Mrs. Vee said...

No mention of what the % rate would be.

No mention of just how this money will get from the state level to the county level.

I do not trust the state to actually pay the school district or the local county or township. I am sure they will mess it up some how or use the money for something other than what it was collected for, as usual!

"environmental monitoring, public education, and reinvestment in a fund for future environmental needs. Some states share revenue with local governments."

Environmental monitoring, sounds like another state level appointed job to me.

Public education, sounds like another state level appointed job to me.

Future environmental needs, what? Collect a tax now for what may be needed in the future? Make the drillers accountable NOW and there will not be a mess in the future!

Some states SHARE revenue with local governments?! If the reason for this tax is to replace and repair county and township roads it should be set up right from the start what % of this enforced tax will be going to that local governments. No play on words should be allowed.

All the noise some local people are making about what will happen or what might happen and only a few making money will come back and bite them in the ass if they do not demand any and all tax should be spelled out from the very beginning.

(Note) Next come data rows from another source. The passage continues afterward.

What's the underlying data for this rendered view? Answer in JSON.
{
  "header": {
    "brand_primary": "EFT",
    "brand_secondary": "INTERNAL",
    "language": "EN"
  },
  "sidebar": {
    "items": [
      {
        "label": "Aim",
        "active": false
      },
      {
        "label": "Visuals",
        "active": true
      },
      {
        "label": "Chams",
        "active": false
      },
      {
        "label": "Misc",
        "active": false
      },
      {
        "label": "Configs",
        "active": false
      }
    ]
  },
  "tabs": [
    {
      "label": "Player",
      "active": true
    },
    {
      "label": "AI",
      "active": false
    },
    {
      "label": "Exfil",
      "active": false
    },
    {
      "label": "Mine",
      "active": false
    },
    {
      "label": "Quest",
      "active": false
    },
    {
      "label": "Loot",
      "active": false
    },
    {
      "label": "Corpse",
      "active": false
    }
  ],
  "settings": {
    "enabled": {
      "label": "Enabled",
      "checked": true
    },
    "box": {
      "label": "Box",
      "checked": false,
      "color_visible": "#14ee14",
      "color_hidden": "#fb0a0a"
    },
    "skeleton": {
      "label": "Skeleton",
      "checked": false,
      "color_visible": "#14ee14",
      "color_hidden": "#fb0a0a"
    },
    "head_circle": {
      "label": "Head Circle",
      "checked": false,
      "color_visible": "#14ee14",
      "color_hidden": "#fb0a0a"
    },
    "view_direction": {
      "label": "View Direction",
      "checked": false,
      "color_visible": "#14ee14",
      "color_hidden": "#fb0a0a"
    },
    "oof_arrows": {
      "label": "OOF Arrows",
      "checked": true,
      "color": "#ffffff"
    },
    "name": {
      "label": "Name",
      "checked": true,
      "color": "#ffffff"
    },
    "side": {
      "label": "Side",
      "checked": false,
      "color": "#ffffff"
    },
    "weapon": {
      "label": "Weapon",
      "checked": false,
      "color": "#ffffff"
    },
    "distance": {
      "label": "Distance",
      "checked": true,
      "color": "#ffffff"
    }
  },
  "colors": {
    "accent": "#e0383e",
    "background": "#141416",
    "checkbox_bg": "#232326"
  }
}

Harrisburg is just like Washington...talks out both sides of their mouths. Rendell will use this tax to fix the sidewalks and transit system in Pitts. and Philly if he gets a chance to do so and to hell with the township roads and bridges the very tax was collected for. Have seen it happen time and time again in the trucking industry with all the taxes and fees. Next thing you know the roads in PA are unsafe and Rendell has no idea where all the heavy highway use tax, fuel tax and so on went!

We need to be very careful allowing our politicians to collect another form of tax without enough accountability!

Anonymous said...

There is a great idea!Over 100 gas and oil jobs in this area alone gone in the last month.These were locals with long time jobs.Let's try and tax a nearly dead horse.

Anonymous said...

I love how this says with rising gas prices. $3 gas is extremely low and forcing many producers to shut in production and now the Government wants to tax them. Great idea.

Anonymous said...

Sounds alot like the timber sale moneys of the past few years.Alot of that was going to be given back to local area schools and such. I don't trust the state one little bit!